‘Piece of Trash’ at Fundació Miró Mallorca

At this exhibition, Nacho Martín Silva, winner of the biennial 2017 Pilar Juncosa & Sotheby´s Award for Artistic Creation, reformulates images through a process in which the original image is destined to disappear, while the ensuing series continues almost ad infinitum.

Jun 21, 2019

Understanding the method behind the work on show is fundamental in grasping the significance of the latter. This deals with ideas like the elimination of hierarchies in representation, editions as a genealogical process as opposed to a reiterated one, or reinterpretations of history and its images by combing and rearranging them.

The work method was founded on a succession of ordered steps that followed an unforeseeable course:

During the first stage, the artist took two small collages as a model (21 x 14 cm) and made a painting of each of them. He then recorded them photographically. The resulting enlarged developed prints and the archive images used for the two initial small collages served as material to make the first two collages in this series (no. 1, no. 2). When these collages were finished, the two previous paintings were destroyed with a chemical solvent and the damaged outcomes were photographically recorded.

During the second stage, a third collage was made (no. 3), using the large photographic prints of the initial two collages and the photographs of the solvent-damaged paintings. A photograph was taken of this third collage, and the print of it and leftover printed material from the previous collages served to make the next work in the series.
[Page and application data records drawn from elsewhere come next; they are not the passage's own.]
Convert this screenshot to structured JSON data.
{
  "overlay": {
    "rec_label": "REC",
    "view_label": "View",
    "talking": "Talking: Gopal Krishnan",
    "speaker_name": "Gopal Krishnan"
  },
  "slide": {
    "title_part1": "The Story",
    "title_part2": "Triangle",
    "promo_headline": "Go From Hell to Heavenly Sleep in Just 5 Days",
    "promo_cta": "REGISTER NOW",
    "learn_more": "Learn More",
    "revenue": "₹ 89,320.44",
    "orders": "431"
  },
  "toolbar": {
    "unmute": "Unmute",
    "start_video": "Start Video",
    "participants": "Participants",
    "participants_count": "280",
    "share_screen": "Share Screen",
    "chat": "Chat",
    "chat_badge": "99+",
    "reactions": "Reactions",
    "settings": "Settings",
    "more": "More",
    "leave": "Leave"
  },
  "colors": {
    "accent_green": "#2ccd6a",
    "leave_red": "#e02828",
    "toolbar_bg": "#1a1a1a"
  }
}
The photo that was taken of the latter was used with any leftovers from previous works to make the next one and so on in a process whose end is only dependent on the total disappearance of all the leftovers used as raw materials for each new collage.

Piece of Trash is a eulogy to leftovers and to the equivocal as opposed to the unequivocal.

As with the artist’s other work, fragmentary visions and images associated with key events and stages in history (in these collages we can try to locate the remains of images of the 2nd World War, Cold War or Great Depression) challenge official versions of events and the veracity of images as archives, helping us to take an active role in the construction of a “Major Historicist Account”. It is in this sense that we must take the series of photoengravings that accompany the collages. Far from being a mere mechanical reproduction of them, they are individual works that can be combined in different ways to achieve new visual narratives.

Given the nature of the works of art presented at this exhibition, they must be construed as one of many possible versions.

21 June — 22 September 2019